A smart and moral policy, from Israel’s point of view, would be to say: “What are the conditions that would favor mutual cooperation and peace? What would give our allies a competitive edge, and undermine the hardliners?” Such policies would open borders, encourage of cooperative enterprises in commerce, learning, art and culture, foster a commitment to caring for and sharing the land and to create a opportunities for Palestinians to flourish and thrive.
Instead, Israel consistently employs a policy of force, collective punishment and intimidation that only serves to harden resistance.
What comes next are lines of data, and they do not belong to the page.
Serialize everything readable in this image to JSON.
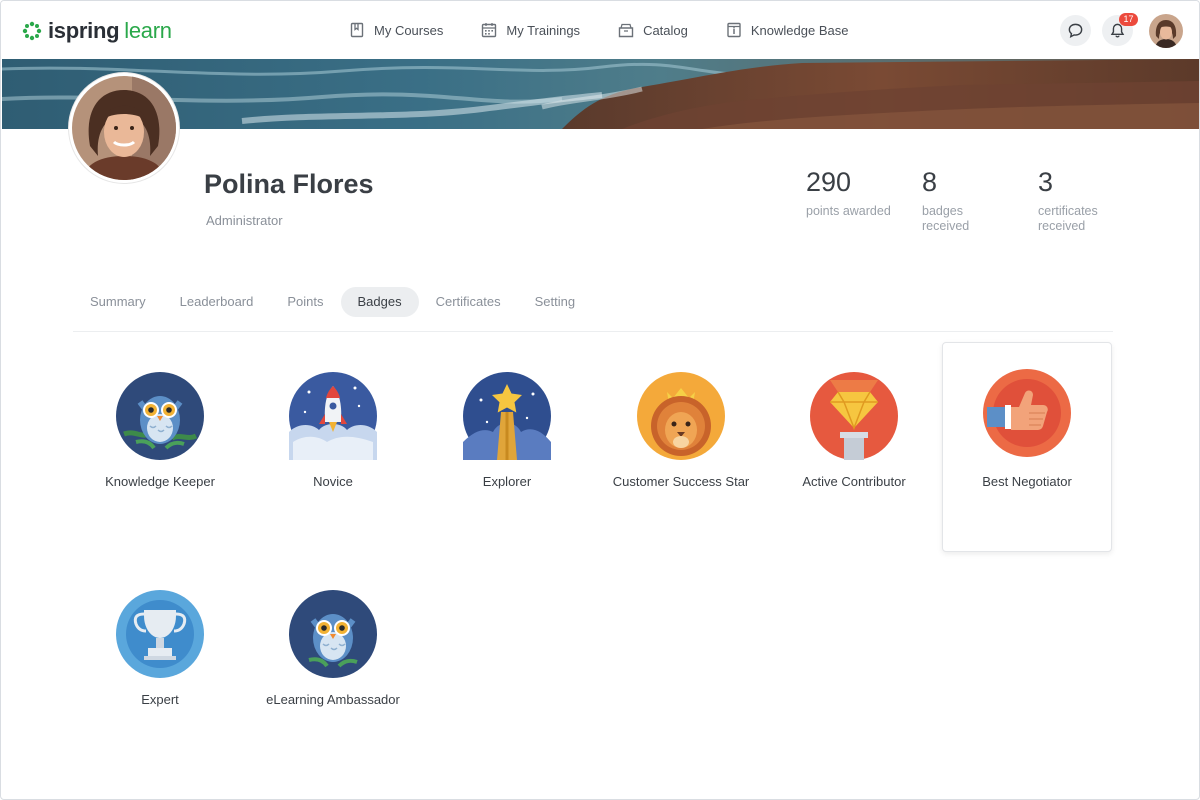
{
  "app": {
    "logo_word1": "ispring",
    "logo_word2": "learn"
  },
  "nav": [
    {
      "label": "My Courses"
    },
    {
      "label": "My Trainings"
    },
    {
      "label": "Catalog"
    },
    {
      "label": "Knowledge Base"
    }
  ],
  "header": {
    "notifications_count": "17"
  },
  "profile": {
    "name": "Polina Flores",
    "role": "Administrator",
    "stats": [
      {
        "value": "290",
        "label": "points awarded"
      },
      {
        "value": "8",
        "label": "badges received"
      },
      {
        "value": "3",
        "label": "certificates received"
      }
    ]
  },
  "tabs": [
    {
      "label": "Summary",
      "active": false
    },
    {
      "label": "Leaderboard",
      "active": false
    },
    {
      "label": "Points",
      "active": false
    },
    {
      "label": "Badges",
      "active": true
    },
    {
      "label": "Certificates",
      "active": false
    },
    {
      "label": "Setting",
      "active": false
    }
  ],
  "badges": [
    {
      "label": "Knowledge Keeper",
      "icon": "owl-icon"
    },
    {
      "label": "Novice",
      "icon": "rocket-icon"
    },
    {
      "label": "Explorer",
      "icon": "star-icon"
    },
    {
      "label": "Customer Success Star",
      "icon": "lion-icon"
    },
    {
      "label": "Active Contributor",
      "icon": "diamond-icon"
    },
    {
      "label": "Best Negotiator",
      "icon": "thumbs-up-icon"
    },
    {
      "label": "Expert",
      "icon": "trophy-icon"
    },
    {
      "label": "eLearning Ambassador",
      "icon": "owl-icon"
    }
  ],
  "colors": {
    "brand_green": "#2aa84a",
    "notification_red": "#ec4a3d",
    "active_tab_bg": "#eceef0"
  }
}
To treat all Gazans, all Palestinians, as if “Palestinian” were synonymous with “terrorist” is not only immoral, it’s self-defeating. Prejudice always makes us stupid, for it prevents us from seeing diversity and complexity. Repression backfires.
Israel’s decision to attack the Gaza Peace Flotilla with deadly force has squandered the world’s good will and put Gaza front and center on the international agenda. As a bare minimum, Israel should release the film and video–and the thousands of dollars of equipment and cold, hard cash taken from the protestors and support an open, international, impartial investigation of the flotilla attack. Until she does, her account and her intentions will be suspect.
My own accounts of my experiences in the West Bank and Gaza:
Israeli Government’s admission of ‘economic warfare”:
Ha-artez, statistics on malnutrition:
Food insecurity–from English Al-Jazeera
Uncensored video on Democracy Now
Uri Avnery, the great Israeli Journalist, asks the key questions: